At full production, the small-car platform would represent a combined volume of more than 2.5 million vehicles a year.
The Corsa and the Suzuki-based Agila are not expected to be replaced until about 2005.
In addition, Fiat's C-D platform, the basis for the Fiat Bravo/Brava and Marea and related Alfa Romeo and Lancia models, could provide the basis for future replacements for the Opel/Vauxhall Astra, Vectra and Omega. That will create a platform group with sales of about 2.2 million vehicles a year.
A new Astra was launched in 1998. The current Vectra and Omega are due to be replaced by GM-developed cars in 2001 and 2003, respectively.
GM and Fiat are reviewing their product plans to see when they can be merged, a source said. But he said the first vehicle off a common platform is likely to appear in 2005.
By then, according to Fiat's estimates, reduced development costs from platform sharing will have generated an $450 million in savings.
And the savings from economies of scale will rise sharply as production increases after 2005, and as more models are added to the mix.
The savings would be in addition to the $2 billion a year the two automakers expect to save beginning in 2005 by merging purchasing and some backshop operations.
Under the deal, GM will take a 20 percent stake in Fiat Auto valued at about $2.4 billion in exchange for an equally valued 5.1 percent stake in GM by Fiat. Fiat's stake in GM will expand to about 5.9 percent later this year because of GM share buybacks, making Fiat one of GM's first or second biggest shareholders.
The deal, which values Fiat Auto at about $12.4 billion, also gives Fiat the right to force GM to buy the remaining 80 percent 'at fair market value' during a 5 1/2-year period that begins in 2004.
At the heart of the alliance will be a 50-50 joint venture to manage the GM and Fiat engine and transmission operations in Europe and Latin America. The company will have annual revenue of $4 billion, will produce 5 million engines and transmissions a year andand will employ about 40,000 people, executives said.
Fiat executives said that plans already are under way to replace several GM diesel engines and transmissions with Fiat units.
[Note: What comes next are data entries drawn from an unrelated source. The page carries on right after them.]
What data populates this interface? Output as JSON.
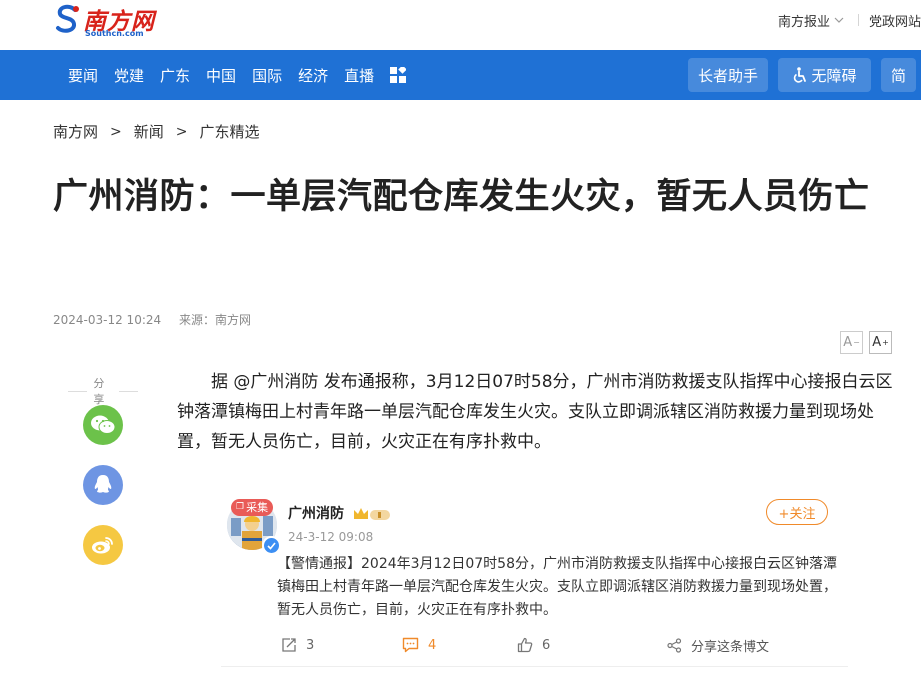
{
  "header": {
    "logo_cn": "南方网",
    "logo_en": "Southcn.com",
    "links": [
      "南方报业",
      "党政网站"
    ]
  },
  "nav": {
    "items": [
      "要闻",
      "党建",
      "广东",
      "中国",
      "国际",
      "经济",
      "直播"
    ],
    "elder_mode": "长者助手",
    "accessibility": "无障碍",
    "simplified": "简"
  },
  "breadcrumb": [
    "南方网",
    "新闻",
    "广东精选"
  ],
  "article": {
    "title": "广州消防：一单层汽配仓库发生火灾，暂无人员伤亡",
    "date": "2024-03-12 10:24",
    "source_label": "来源：",
    "source": "南方网",
    "font_small": "A",
    "font_large": "A",
    "body": "据 @广州消防 发布通报称，3月12日07时58分，广州市消防救援支队指挥中心接报白云区钟落潭镇梅田上村青年路一单层汽配仓库发生火灾。支队立即调派辖区消防救援力量到现场处置，暂无人员伤亡，目前，火灾正在有序扑救中。"
  },
  "share": {
    "label": "分享",
    "items": [
      "wechat-icon",
      "qq-icon",
      "weibo-icon"
    ]
  },
  "weibo": {
    "tag": "采集",
    "name": "广州消防",
    "time": "24-3-12 09:08",
    "follow": "+关注",
    "text": "【警情通报】2024年3月12日07时58分，广州市消防救援支队指挥中心接报白云区钟落潭镇梅田上村青年路一单层汽配仓库发生火灾。支队立即调派辖区消防救援力量到现场处置，暂无人员伤亡，目前，火灾正在有序扑救中。",
    "reposts": "3",
    "comments": "4",
    "likes": "6",
    "share_text": "分享这条博文"
  },
  "colors": {
    "nav_blue": "#1f71d5",
    "logo_red": "#d8231b",
    "follow_orange": "#f08a2a",
    "wechat_green": "#6cc24a",
    "qq_blue": "#6e95e3",
    "weibo_yellow": "#f5c842"
  }
}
Savings from the changes should reach the bottom lines of both companies, analysts say.
The partners say they will continue to compete vigorously in the marketplace everywhere but in North America, where GM will begin distributing Alfa Romeo sometime after 2004. Alfa withdrew from the US at the end of 1995.
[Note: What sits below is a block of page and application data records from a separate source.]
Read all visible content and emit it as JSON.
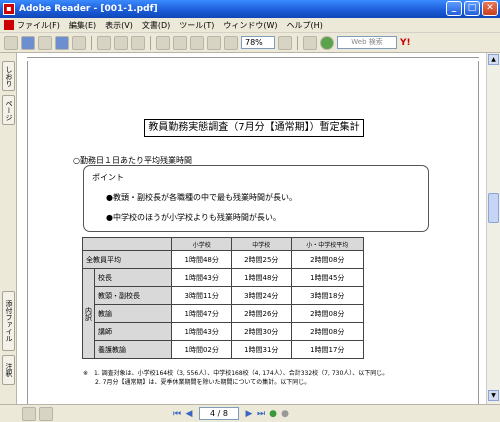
{
  "window": {
    "title": "Adobe Reader - [001-1.pdf]"
  },
  "menu": [
    "ファイル(F)",
    "編集(E)",
    "表示(V)",
    "文書(D)",
    "ツール(T)",
    "ウィンドウ(W)",
    "ヘルプ(H)"
  ],
  "toolbar": {
    "zoom_value": "78%",
    "search_placeholder": "Web 検索"
  },
  "sidebar": {
    "tabs": [
      "しおり",
      "ページ",
      "添付ファイル",
      "注釈"
    ]
  },
  "document": {
    "title": "教員勤務実態調査（7月分【通常期】）暫定集計",
    "subheading": "○勤務日１日あたり平均残業時間",
    "point_label": "ポイント",
    "bullets": [
      "●教頭・副校長が各職種の中で最も残業時間が長い。",
      "●中学校のほうが小学校よりも残業時間が長い。"
    ],
    "table": {
      "headers": [
        "",
        "小学校",
        "中学校",
        "小・中学校平均"
      ],
      "total_row": {
        "label": "全教員平均",
        "values": [
          "1時間48分",
          "2時間25分",
          "2時間08分"
        ]
      },
      "group_label": "内訳",
      "rows": [
        {
          "label": "校長",
          "values": [
            "1時間43分",
            "1時間48分",
            "1時間45分"
          ]
        },
        {
          "label": "教頭・副校長",
          "values": [
            "3時間11分",
            "3時間24分",
            "3時間18分"
          ]
        },
        {
          "label": "教諭",
          "values": [
            "1時間47分",
            "2時間26分",
            "2時間08分"
          ]
        },
        {
          "label": "講師",
          "values": [
            "1時間43分",
            "2時間30分",
            "2時間08分"
          ]
        },
        {
          "label": "養護教諭",
          "values": [
            "1時間02分",
            "1時間31分",
            "1時間17分"
          ]
        }
      ]
    },
    "notes": [
      "※　1. 調査対象は、小学校164校（3, 556人）、中学校168校（4, 174人）、合計332校（7, 730人）、以下同じ。",
      "　　2. 7月分【通常期】は、夏季休業期間を除いた期間についての集計。以下同じ。"
    ]
  },
  "statusbar": {
    "page": "4 / 8"
  }
}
The partners have no plans to reintroduce the Lancia and Fiat brands to North America, Fiat executives said. Lancia withdrew from the US market in 1977, and Fiat left in 1983.
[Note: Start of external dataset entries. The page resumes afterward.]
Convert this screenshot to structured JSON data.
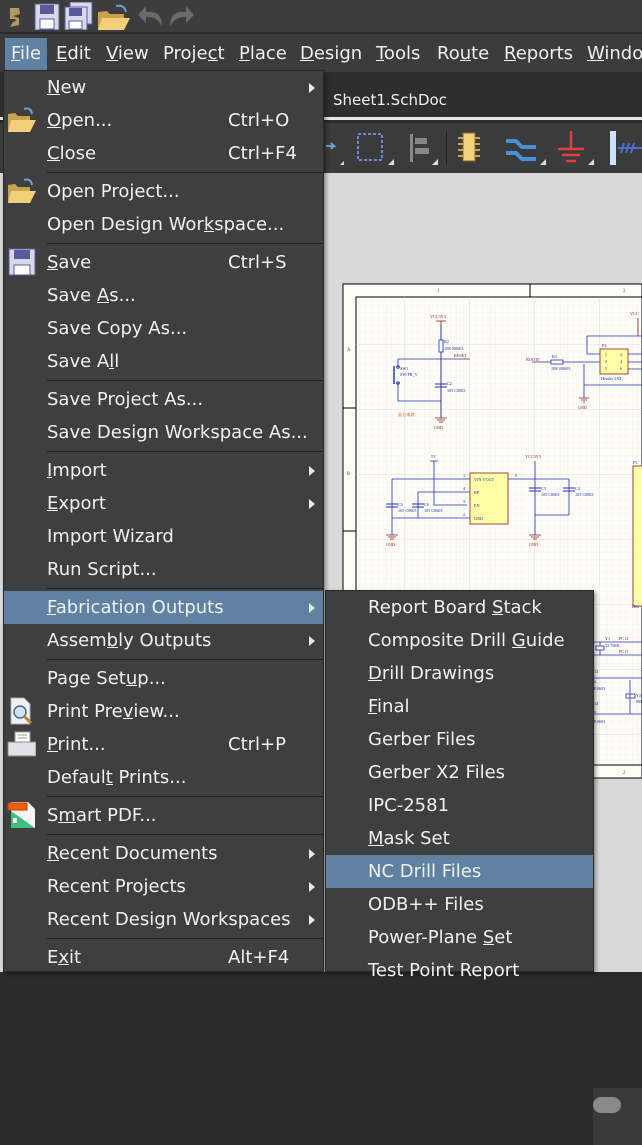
{
  "quick_access": {
    "icons": [
      "altium-logo-icon",
      "save-icon",
      "save-all-icon",
      "open-folder-icon",
      "undo-icon",
      "redo-icon"
    ]
  },
  "menubar": [
    {
      "label": "File",
      "key": "F"
    },
    {
      "label": "Edit",
      "key": "E"
    },
    {
      "label": "View",
      "key": "V"
    },
    {
      "label": "Project",
      "key": "c"
    },
    {
      "label": "Place",
      "key": "P"
    },
    {
      "label": "Design",
      "key": "D"
    },
    {
      "label": "Tools",
      "key": "T"
    },
    {
      "label": "Route",
      "key": "u"
    },
    {
      "label": "Reports",
      "key": "R"
    },
    {
      "label": "Windo",
      "key": "W"
    }
  ],
  "document_tab": "Sheet1.SchDoc",
  "file_menu": [
    {
      "label": "New",
      "key": "N",
      "submenu": true
    },
    {
      "label": "Open...",
      "key": "O",
      "shortcut": "Ctrl+O",
      "icon": "open-folder-icon"
    },
    {
      "label": "Close",
      "key": "C",
      "shortcut": "Ctrl+F4"
    },
    {
      "separator": true
    },
    {
      "label": "Open Project...",
      "key": "",
      "icon": "open-project-icon"
    },
    {
      "label": "Open Design Workspace...",
      "key": "k"
    },
    {
      "separator": true
    },
    {
      "label": "Save",
      "key": "S",
      "shortcut": "Ctrl+S",
      "icon": "save-icon"
    },
    {
      "label": "Save As...",
      "key": "A"
    },
    {
      "label": "Save Copy As...",
      "key": ""
    },
    {
      "label": "Save All",
      "key": "l"
    },
    {
      "separator": true
    },
    {
      "label": "Save Project As...",
      "key": ""
    },
    {
      "label": "Save Design Workspace As...",
      "key": ""
    },
    {
      "separator": true
    },
    {
      "label": "Import",
      "key": "I",
      "submenu": true
    },
    {
      "label": "Export",
      "key": "E",
      "submenu": true
    },
    {
      "label": "Import Wizard",
      "key": ""
    },
    {
      "label": "Run Script...",
      "key": ""
    },
    {
      "separator": true
    },
    {
      "label": "Fabrication Outputs",
      "key": "F",
      "submenu": true,
      "highlighted": true
    },
    {
      "label": "Assembly Outputs",
      "key": "b",
      "submenu": true
    },
    {
      "separator": true
    },
    {
      "label": "Page Setup...",
      "key": "u"
    },
    {
      "label": "Print Preview...",
      "key": "v",
      "icon": "print-preview-icon"
    },
    {
      "label": "Print...",
      "key": "P",
      "shortcut": "Ctrl+P",
      "icon": "printer-icon"
    },
    {
      "label": "Default Prints...",
      "key": "t"
    },
    {
      "separator": true
    },
    {
      "label": "Smart PDF...",
      "key": "m",
      "icon": "smart-pdf-icon"
    },
    {
      "separator": true
    },
    {
      "label": "Recent Documents",
      "key": "R",
      "submenu": true
    },
    {
      "label": "Recent Projects",
      "key": "",
      "submenu": true
    },
    {
      "label": "Recent Design Workspaces",
      "key": "",
      "submenu": true
    },
    {
      "separator": true
    },
    {
      "label": "Exit",
      "key": "x",
      "shortcut": "Alt+F4"
    }
  ],
  "fabrication_menu": [
    {
      "label": "Report Board Stack",
      "key": "S"
    },
    {
      "label": "Composite Drill Guide",
      "key": "G"
    },
    {
      "label": "Drill Drawings",
      "key": "D"
    },
    {
      "label": "Final",
      "key": "F"
    },
    {
      "label": "Gerber Files",
      "key": ""
    },
    {
      "label": "Gerber X2 Files",
      "key": ""
    },
    {
      "label": "IPC-2581",
      "key": ""
    },
    {
      "label": "Mask Set",
      "key": "M"
    },
    {
      "label": "NC Drill Files",
      "key": "",
      "highlighted": true
    },
    {
      "label": "ODB++ Files",
      "key": ""
    },
    {
      "label": "Power-Plane Set",
      "key": "S"
    },
    {
      "label": "Test Point Report",
      "key": ""
    }
  ],
  "schematic": {
    "col_labels": [
      "1",
      "2"
    ],
    "row_labels": [
      "A",
      "B"
    ],
    "vcc1": "VCC3V3",
    "r2": "R2",
    "r2_val": "10K R0603",
    "reset": "RESET",
    "sw1": "SW1",
    "sw1_val": "SW-PB_V",
    "c2": "C2",
    "c2_val": "105 C0603",
    "gnd": "GND",
    "reset_note": "复位电路",
    "boot0": "BOOT0",
    "r3": "R3",
    "r3_val": "10K R0603",
    "p2": "P2",
    "p2_pins": [
      "1",
      "2",
      "3",
      "4",
      "5",
      "6"
    ],
    "p2_val": "Header 3X2",
    "vcc2": "VCC",
    "v5": "5V",
    "vcc3": "VCC3V3",
    "u_pins": [
      "VIN  VOUT",
      "BP",
      "EN",
      "GND"
    ],
    "u_pin_nums": [
      "1",
      "4",
      "3",
      "2",
      "5"
    ],
    "c5": "C5",
    "c5_val": "105 C0603",
    "c6": "C6",
    "c6_val": "105 C0603",
    "c3": "C3",
    "c3_val": "105 C0603",
    "c4": "C4",
    "c4_val": "105 C0603",
    "p3": "P3",
    "pc14": "PC14",
    "pc15": "PC15",
    "y1": "Y1",
    "y1_val": "32.768K",
    "c13": "13",
    "c14": "14",
    "c_val": "P,0603",
    "y2": "Y2",
    "y2_val": "8M",
    "hea": "Hea",
    "sheet_col_bottom": "2"
  },
  "colors": {
    "menu_bg": "#3f3f3f",
    "highlight": "#5f82a3",
    "wire": "#1f2fb0",
    "power": "#8b1a1a",
    "component_fill": "#ffffa8"
  }
}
Many analysts consider the alliance to be a good move for both companies, if not for shareholders.
'The alliance keeps Fiat out of the clutches of DaimlerChrysler and enables GM to strengthen its position in Europe by reducing development costs for engines and powertrains,' said David Healy of Burnham Securities in New York.
'From GM's point of view, it attacks a primary problem that it has in Europe, and that's weak profit margins. It would be very difficult for GM to improve its profit margins on its own without major cost cutting that the Fiat deal will enable GM to do.'
John Casesa, who follows the industry for Merrill Lynch Securities in New York, suggested GM might have paid too much for its stake, even though he expects the venture to pay dividends.
'It looks expensive, but it does help GM strategically in a big way,' he said. 'It really strengthens the company in Europe and gives it a dominant position in South America.'
By taking Fiat off the market, the tie-up puts added pressure on DCX and Ford especially to find partners, analysts agreed.
'This was a brilliant strategic move, whether that was their intent or not,' said Jim Hall, vice president of industry analysis for AutoPacific Inc. and a former GM executive. 'They have made it very difficult for anybody to tie up with anybody in Europe but PSA/Peugeot-Citroen.'